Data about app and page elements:

=== Section Start ===

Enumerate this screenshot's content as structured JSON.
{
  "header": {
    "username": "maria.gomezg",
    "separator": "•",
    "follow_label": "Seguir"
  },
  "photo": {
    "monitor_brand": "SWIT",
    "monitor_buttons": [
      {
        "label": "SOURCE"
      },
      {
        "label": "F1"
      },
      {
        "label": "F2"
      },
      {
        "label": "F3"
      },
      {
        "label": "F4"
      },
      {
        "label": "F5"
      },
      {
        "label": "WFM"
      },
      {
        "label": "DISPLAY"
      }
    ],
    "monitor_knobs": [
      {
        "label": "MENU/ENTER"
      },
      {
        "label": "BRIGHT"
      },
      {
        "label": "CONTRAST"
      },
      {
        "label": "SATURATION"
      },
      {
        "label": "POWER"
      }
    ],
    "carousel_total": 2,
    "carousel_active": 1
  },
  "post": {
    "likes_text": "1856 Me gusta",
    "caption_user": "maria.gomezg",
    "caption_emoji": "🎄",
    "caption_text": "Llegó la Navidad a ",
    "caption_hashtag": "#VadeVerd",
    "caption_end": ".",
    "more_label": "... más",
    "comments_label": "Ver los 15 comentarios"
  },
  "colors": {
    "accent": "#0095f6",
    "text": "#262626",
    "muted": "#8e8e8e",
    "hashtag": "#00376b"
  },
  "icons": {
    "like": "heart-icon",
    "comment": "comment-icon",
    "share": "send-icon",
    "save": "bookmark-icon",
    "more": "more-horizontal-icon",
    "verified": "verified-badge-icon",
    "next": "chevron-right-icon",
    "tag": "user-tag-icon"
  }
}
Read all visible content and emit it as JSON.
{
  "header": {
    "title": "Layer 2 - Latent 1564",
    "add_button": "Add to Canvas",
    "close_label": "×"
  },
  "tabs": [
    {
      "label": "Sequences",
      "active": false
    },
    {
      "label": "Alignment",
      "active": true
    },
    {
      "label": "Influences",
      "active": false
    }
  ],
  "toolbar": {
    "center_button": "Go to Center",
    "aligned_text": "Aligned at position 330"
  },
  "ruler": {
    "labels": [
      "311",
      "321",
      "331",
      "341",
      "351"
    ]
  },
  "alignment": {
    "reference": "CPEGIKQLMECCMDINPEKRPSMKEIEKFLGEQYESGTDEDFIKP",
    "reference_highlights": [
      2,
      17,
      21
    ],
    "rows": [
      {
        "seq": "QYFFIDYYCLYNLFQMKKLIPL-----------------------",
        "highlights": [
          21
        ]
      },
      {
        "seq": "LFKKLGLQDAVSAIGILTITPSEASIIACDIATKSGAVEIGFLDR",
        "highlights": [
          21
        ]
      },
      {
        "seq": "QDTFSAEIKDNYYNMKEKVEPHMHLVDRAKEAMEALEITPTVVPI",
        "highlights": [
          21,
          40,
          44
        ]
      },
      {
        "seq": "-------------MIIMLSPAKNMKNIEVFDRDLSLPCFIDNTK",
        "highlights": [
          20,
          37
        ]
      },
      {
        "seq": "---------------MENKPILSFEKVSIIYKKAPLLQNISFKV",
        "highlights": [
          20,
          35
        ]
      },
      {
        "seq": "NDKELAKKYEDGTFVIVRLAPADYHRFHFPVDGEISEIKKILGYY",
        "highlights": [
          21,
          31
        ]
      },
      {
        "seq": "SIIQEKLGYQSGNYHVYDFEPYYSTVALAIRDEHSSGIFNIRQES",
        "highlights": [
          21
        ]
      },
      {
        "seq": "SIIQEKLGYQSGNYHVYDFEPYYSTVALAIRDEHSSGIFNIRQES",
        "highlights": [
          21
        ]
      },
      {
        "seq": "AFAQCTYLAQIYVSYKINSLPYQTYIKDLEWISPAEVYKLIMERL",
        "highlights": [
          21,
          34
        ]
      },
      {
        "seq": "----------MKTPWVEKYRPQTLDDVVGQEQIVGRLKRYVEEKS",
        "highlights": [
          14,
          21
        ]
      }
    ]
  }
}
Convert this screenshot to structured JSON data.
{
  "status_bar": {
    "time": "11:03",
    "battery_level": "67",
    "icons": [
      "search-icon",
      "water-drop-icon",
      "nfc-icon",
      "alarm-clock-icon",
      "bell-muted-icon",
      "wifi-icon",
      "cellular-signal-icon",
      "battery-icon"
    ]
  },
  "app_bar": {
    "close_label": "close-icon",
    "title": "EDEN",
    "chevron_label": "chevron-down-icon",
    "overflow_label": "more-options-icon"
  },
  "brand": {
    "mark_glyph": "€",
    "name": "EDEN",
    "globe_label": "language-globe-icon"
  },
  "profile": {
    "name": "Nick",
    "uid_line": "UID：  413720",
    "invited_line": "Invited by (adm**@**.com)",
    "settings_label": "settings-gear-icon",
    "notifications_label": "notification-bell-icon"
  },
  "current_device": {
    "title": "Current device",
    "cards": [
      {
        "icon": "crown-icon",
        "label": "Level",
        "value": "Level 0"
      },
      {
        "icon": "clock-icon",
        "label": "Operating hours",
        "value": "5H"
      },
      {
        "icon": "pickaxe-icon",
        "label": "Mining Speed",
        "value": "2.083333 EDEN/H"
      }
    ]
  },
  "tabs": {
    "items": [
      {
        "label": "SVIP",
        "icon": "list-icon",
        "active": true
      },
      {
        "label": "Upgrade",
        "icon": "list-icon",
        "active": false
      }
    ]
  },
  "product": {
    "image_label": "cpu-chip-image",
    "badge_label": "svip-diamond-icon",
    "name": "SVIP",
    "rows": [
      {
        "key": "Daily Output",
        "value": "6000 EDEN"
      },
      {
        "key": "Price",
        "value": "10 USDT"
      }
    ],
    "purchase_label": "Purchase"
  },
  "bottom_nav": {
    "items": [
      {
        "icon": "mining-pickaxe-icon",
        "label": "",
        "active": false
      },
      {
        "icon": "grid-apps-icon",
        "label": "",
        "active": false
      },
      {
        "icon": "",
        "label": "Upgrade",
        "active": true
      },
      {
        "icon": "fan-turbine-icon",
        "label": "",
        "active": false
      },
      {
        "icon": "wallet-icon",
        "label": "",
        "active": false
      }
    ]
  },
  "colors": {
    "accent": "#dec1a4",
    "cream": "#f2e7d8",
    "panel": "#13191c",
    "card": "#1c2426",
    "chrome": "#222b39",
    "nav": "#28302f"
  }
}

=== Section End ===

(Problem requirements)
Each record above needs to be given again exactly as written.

(Output)
Enumerate this screenshot's content as structured JSON.
{
  "header": {
    "username": "maria.gomezg",
    "separator": "•",
    "follow_label": "Seguir"
  },
  "photo": {
    "monitor_brand": "SWIT",
    "monitor_buttons": [
      {
        "label": "SOURCE"
      },
      {
        "label": "F1"
      },
      {
        "label": "F2"
      },
      {
        "label": "F3"
      },
      {
        "label": "F4"
      },
      {
        "label": "F5"
      },
      {
        "label": "WFM"
      },
      {
        "label": "DISPLAY"
      }
    ],
    "monitor_knobs": [
      {
        "label": "MENU/ENTER"
      },
      {
        "label": "BRIGHT"
      },
      {
        "label": "CONTRAST"
      },
      {
        "label": "SATURATION"
      },
      {
        "label": "POWER"
      }
    ],
    "carousel_total": 2,
    "carousel_active": 1
  },
  "post": {
    "likes_text": "1856 Me gusta",
    "caption_user": "maria.gomezg",
    "caption_emoji": "🎄",
    "caption_text": "Llegó la Navidad a ",
    "caption_hashtag": "#VadeVerd",
    "caption_end": ".",
    "more_label": "... más",
    "comments_label": "Ver los 15 comentarios"
  },
  "colors": {
    "accent": "#0095f6",
    "text": "#262626",
    "muted": "#8e8e8e",
    "hashtag": "#00376b"
  },
  "icons": {
    "like": "heart-icon",
    "comment": "comment-icon",
    "share": "send-icon",
    "save": "bookmark-icon",
    "more": "more-horizontal-icon",
    "verified": "verified-badge-icon",
    "next": "chevron-right-icon",
    "tag": "user-tag-icon"
  }
}
Read all visible content and emit it as JSON.
{
  "header": {
    "title": "Layer 2 - Latent 1564",
    "add_button": "Add to Canvas",
    "close_label": "×"
  },
  "tabs": [
    {
      "label": "Sequences",
      "active": false
    },
    {
      "label": "Alignment",
      "active": true
    },
    {
      "label": "Influences",
      "active": false
    }
  ],
  "toolbar": {
    "center_button": "Go to Center",
    "aligned_text": "Aligned at position 330"
  },
  "ruler": {
    "labels": [
      "311",
      "321",
      "331",
      "341",
      "351"
    ]
  },
  "alignment": {
    "reference": "CPEGIKQLMECCMDINPEKRPSMKEIEKFLGEQYESGTDEDFIKP",
    "reference_highlights": [
      2,
      17,
      21
    ],
    "rows": [
      {
        "seq": "QYFFIDYYCLYNLFQMKKLIPL-----------------------",
        "highlights": [
          21
        ]
      },
      {
        "seq": "LFKKLGLQDAVSAIGILTITPSEASIIACDIATKSGAVEIGFLDR",
        "highlights": [
          21
        ]
      },
      {
        "seq": "QDTFSAEIKDNYYNMKEKVEPHMHLVDRAKEAMEALEITPTVVPI",
        "highlights": [
          21,
          40,
          44
        ]
      },
      {
        "seq": "-------------MIIMLSPAKNMKNIEVFDRDLSLPCFIDNTK",
        "highlights": [
          20,
          37
        ]
      },
      {
        "seq": "---------------MENKPILSFEKVSIIYKKAPLLQNISFKV",
        "highlights": [
          20,
          35
        ]
      },
      {
        "seq": "NDKELAKKYEDGTFVIVRLAPADYHRFHFPVDGEISEIKKILGYY",
        "highlights": [
          21,
          31
        ]
      },
      {
        "seq": "SIIQEKLGYQSGNYHVYDFEPYYSTVALAIRDEHSSGIFNIRQES",
        "highlights": [
          21
        ]
      },
      {
        "seq": "SIIQEKLGYQSGNYHVYDFEPYYSTVALAIRDEHSSGIFNIRQES",
        "highlights": [
          21
        ]
      },
      {
        "seq": "AFAQCTYLAQIYVSYKINSLPYQTYIKDLEWISPAEVYKLIMERL",
        "highlights": [
          21,
          34
        ]
      },
      {
        "seq": "----------MKTPWVEKYRPQTLDDVVGQEQIVGRLKRYVEEKS",
        "highlights": [
          14,
          21
        ]
      }
    ]
  }
}
Convert this screenshot to structured JSON data.
{
  "status_bar": {
    "time": "11:03",
    "battery_level": "67",
    "icons": [
      "search-icon",
      "water-drop-icon",
      "nfc-icon",
      "alarm-clock-icon",
      "bell-muted-icon",
      "wifi-icon",
      "cellular-signal-icon",
      "battery-icon"
    ]
  },
  "app_bar": {
    "close_label": "close-icon",
    "title": "EDEN",
    "chevron_label": "chevron-down-icon",
    "overflow_label": "more-options-icon"
  },
  "brand": {
    "mark_glyph": "€",
    "name": "EDEN",
    "globe_label": "language-globe-icon"
  },
  "profile": {
    "name": "Nick",
    "uid_line": "UID：  413720",
    "invited_line": "Invited by (adm**@**.com)",
    "settings_label": "settings-gear-icon",
    "notifications_label": "notification-bell-icon"
  },
  "current_device": {
    "title": "Current device",
    "cards": [
      {
        "icon": "crown-icon",
        "label": "Level",
        "value": "Level 0"
      },
      {
        "icon": "clock-icon",
        "label": "Operating hours",
        "value": "5H"
      },
      {
        "icon": "pickaxe-icon",
        "label": "Mining Speed",
        "value": "2.083333 EDEN/H"
      }
    ]
  },
  "tabs": {
    "items": [
      {
        "label": "SVIP",
        "icon": "list-icon",
        "active": true
      },
      {
        "label": "Upgrade",
        "icon": "list-icon",
        "active": false
      }
    ]
  },
  "product": {
    "image_label": "cpu-chip-image",
    "badge_label": "svip-diamond-icon",
    "name": "SVIP",
    "rows": [
      {
        "key": "Daily Output",
        "value": "6000 EDEN"
      },
      {
        "key": "Price",
        "value": "10 USDT"
      }
    ],
    "purchase_label": "Purchase"
  },
  "bottom_nav": {
    "items": [
      {
        "icon": "mining-pickaxe-icon",
        "label": "",
        "active": false
      },
      {
        "icon": "grid-apps-icon",
        "label": "",
        "active": false
      },
      {
        "icon": "",
        "label": "Upgrade",
        "active": true
      },
      {
        "icon": "fan-turbine-icon",
        "label": "",
        "active": false
      },
      {
        "icon": "wallet-icon",
        "label": "",
        "active": false
      }
    ]
  },
  "colors": {
    "accent": "#dec1a4",
    "cream": "#f2e7d8",
    "panel": "#13191c",
    "card": "#1c2426",
    "chrome": "#222b39",
    "nav": "#28302f"
  }
}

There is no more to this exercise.